Michel is in the first year of his PhD at Trinity College Dublin, where he is studying the life of Anglo-Saxon missionary Willibrord, who lived from AD 658 to 739. In 690, the missionary came from Ireland to the continent, where he founded the monastery at Echternach in modern-day Luxembourg, now known as the Abbey of Echternach. Luxembourg’s annual UNESCO-listed ‘dance procession’ serves to honour him.
“Willibrord stands at the threshold of many important developments that shaped the 7th and 8th centuries in North-western Europe: He was part of a far-reaching network of Irish and Anglo-Saxon missionaries who brought new cultural impulses to the continent, he shaped the process of religious change on the fringes of the Frankish kingdoms, and he assisted the early Carolingians during their rise to power,” Michel explains, adding that he is looking at the missionary from a little-known perspective:
“Willibrord’s cultural connections and his political engagement have often only been analysed from a religious perspective. I wish to re-assess Willibrord’s activity as a ‘political player’: Analysing how he operated at the centre of early medieval politics as a landowner, an ambassador and a scholar can shed new light on the complex processes that led to the formation of Carolingian Europe.”
Challenging old concepts
Michel explains that his goal is to demonstrate that the missionary’s activity was more ‘international’ than has previously been acknowledged:
“His links with Ireland, Anglo-Saxon England, Frisia, Francia and Rome remind us that missionaries in the 7th century transcended borders rather than acting within them. The territory between Utrecht and Echternach was not a peripheral area but the core region of Willibrord’s work.
“I want to write a thesis that is innovative in its approach, convincing in its argumentation and contains new insights on the early Middle Ages. By shifting the geographical and political context, I wish to stir up a new debate on the period and to inspire future researchers to challenge old conceptions of nation and religious change in the early Middle Ages.”
In terms of where he wants to go after completing his PhD, Michel could see himself returning to Luxembourg to continue to study Willibrord, pointing out that some of the most influential work on his activity was written by Luxembourgish scholars. Many of the medieval documents connected to the abbey at Echternach are kept in Luxembourg’s National Archives, with the National Museum of History and Art also conserving archaeological remains of Willibrord’s church:

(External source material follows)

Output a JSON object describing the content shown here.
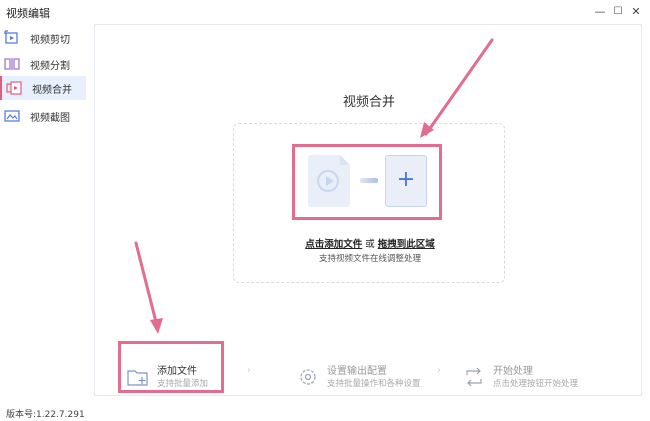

“Willibrord has always played an important role for Luxembourgish medievalists. With its multilingual profile Luxembourg would represent a fitting environment to further research on Willibrord and his period across national borders and disciplines. The country’s cultural heritage is closely connected to the history of North-western Europe in the early Middle Ages and I hope that the historical and archaeological research on this period will be further supported and developed in Luxembourg.”
“History always requires an examination of our own modern values”
Responding to the question of why he became a history researcher, Michel explains that apart from his passion for history, it was also because he believes that historians can have a positive contribution to society – one that is now needed more than ever:
“History is a subject that, if taught well, motivates people to think critically. It’s about the interpretation of sources, about reflecting on the context, the motivation and the agenda of a text or an image in the most objective way possible. In times when scientific results are challenged and our debate culture becomes more and more rapid, the study of history promotes a way of thinking that is critical, reflective and thorough.”
“Whether one studies the 21st or the 7th century, history always requires an examination of our own modern values, and of the way in which we think about politics, gender, warfare or social relationships.
“Studying the Middle Ages also means reflecting on the modern mind. Becoming a researcher enables me to actively take part in this process by tackling questions that I think are ultimately relevant for the understanding of our society and its past.”